It’s becoming more common for individuals to hold onto their smartphones for a longer period of time – many times often holding out for a number of years before going for a newer device. With performance amongst devices remaining relatively uniform whether being used for streaming and multimedia, exploring gaming favorites with the latest changes as more information about betting in Australia on mobile continues to grow, or just for a standard mobile device to use. With costs increasing, the bar for changing to a new device is only increasing, but is it time to upgrade a dated smartphone, or is it better to hold off for a longer period of time?
The first question to answer is what will the device be used for? Is it going to be just a phone with no bells or whistles needed, or is there a desire to explore new apps and new features that are being offered? From flagship to flagship there often aren’t too many changes, small hardware adjustments and one or two big ticket features like a change to the camera or a change to the display – finding out exactly what the phone will be used for is the first step to answering whether or not a thousand-dollar upgrade will serve the purpose that is desired.
Following that, it’s important to look at the features that will be missing – newer devices have been stripping back on physical features that have become a detriment to some, the removal of the standard 3.5mm headphone jack, or the removal of the expandable memory slot leaves a lot to be desired for the unibody sleek designs, and may lead to a very large different in expected performance from an older device – there are still many devices on the market that do offer these features, and some may come in at a much lower price too, as such an upgrade doesn’t necessarily have to be a brand new flagship device if these are important features to hold on to.

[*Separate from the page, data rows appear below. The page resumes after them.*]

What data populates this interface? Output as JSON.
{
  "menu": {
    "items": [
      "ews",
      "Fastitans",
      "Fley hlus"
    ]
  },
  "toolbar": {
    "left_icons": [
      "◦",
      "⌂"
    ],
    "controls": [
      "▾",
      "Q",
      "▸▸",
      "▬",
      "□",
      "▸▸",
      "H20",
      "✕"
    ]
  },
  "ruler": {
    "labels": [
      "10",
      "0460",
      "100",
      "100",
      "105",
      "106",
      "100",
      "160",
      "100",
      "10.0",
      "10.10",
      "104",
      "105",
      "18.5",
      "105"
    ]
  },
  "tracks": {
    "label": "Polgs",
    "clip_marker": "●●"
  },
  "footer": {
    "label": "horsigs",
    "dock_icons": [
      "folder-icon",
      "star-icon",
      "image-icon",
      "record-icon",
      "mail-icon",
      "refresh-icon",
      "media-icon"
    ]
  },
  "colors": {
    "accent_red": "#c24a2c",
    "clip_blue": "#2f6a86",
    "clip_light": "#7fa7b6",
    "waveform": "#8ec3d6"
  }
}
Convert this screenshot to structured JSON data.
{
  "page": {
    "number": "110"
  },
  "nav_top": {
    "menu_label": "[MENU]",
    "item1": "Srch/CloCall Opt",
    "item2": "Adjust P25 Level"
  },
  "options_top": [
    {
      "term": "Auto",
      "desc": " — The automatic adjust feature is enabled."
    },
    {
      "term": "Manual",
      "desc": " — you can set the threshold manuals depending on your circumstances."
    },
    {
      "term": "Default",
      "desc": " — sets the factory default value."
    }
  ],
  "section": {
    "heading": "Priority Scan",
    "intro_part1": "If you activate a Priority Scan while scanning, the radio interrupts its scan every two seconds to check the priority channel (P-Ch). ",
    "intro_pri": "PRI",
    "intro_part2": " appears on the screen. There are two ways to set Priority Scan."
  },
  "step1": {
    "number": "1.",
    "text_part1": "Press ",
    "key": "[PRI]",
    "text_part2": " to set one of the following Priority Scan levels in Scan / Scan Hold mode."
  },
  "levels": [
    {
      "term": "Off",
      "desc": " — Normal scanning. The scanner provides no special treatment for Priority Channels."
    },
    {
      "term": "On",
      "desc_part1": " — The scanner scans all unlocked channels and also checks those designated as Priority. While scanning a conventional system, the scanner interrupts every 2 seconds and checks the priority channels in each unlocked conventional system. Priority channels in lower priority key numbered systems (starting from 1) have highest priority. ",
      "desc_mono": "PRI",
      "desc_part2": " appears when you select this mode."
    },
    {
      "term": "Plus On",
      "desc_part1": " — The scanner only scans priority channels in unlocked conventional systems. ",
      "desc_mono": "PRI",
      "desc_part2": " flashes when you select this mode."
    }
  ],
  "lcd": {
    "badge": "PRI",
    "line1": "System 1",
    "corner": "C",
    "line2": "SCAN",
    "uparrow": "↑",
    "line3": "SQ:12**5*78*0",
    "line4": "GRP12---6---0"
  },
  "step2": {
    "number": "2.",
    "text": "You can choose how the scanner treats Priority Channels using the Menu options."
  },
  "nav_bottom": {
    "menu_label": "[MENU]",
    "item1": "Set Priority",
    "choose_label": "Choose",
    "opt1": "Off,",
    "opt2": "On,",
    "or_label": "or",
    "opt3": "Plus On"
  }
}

Finally comes the price, the latest Apple or Samsung products are quickly approaching $2,000 as a baseline price not to mention all of the additional hardware that may be required to make other products work, whereas more budget friendly options can come in much lower at just a few hundred dollars. Finding out what the device will be used for, what features are desired, and finding anything that fits within that price point will be the final important step for determining whether it’s time to upgrade, or if holding on to an older device is still the best course of action.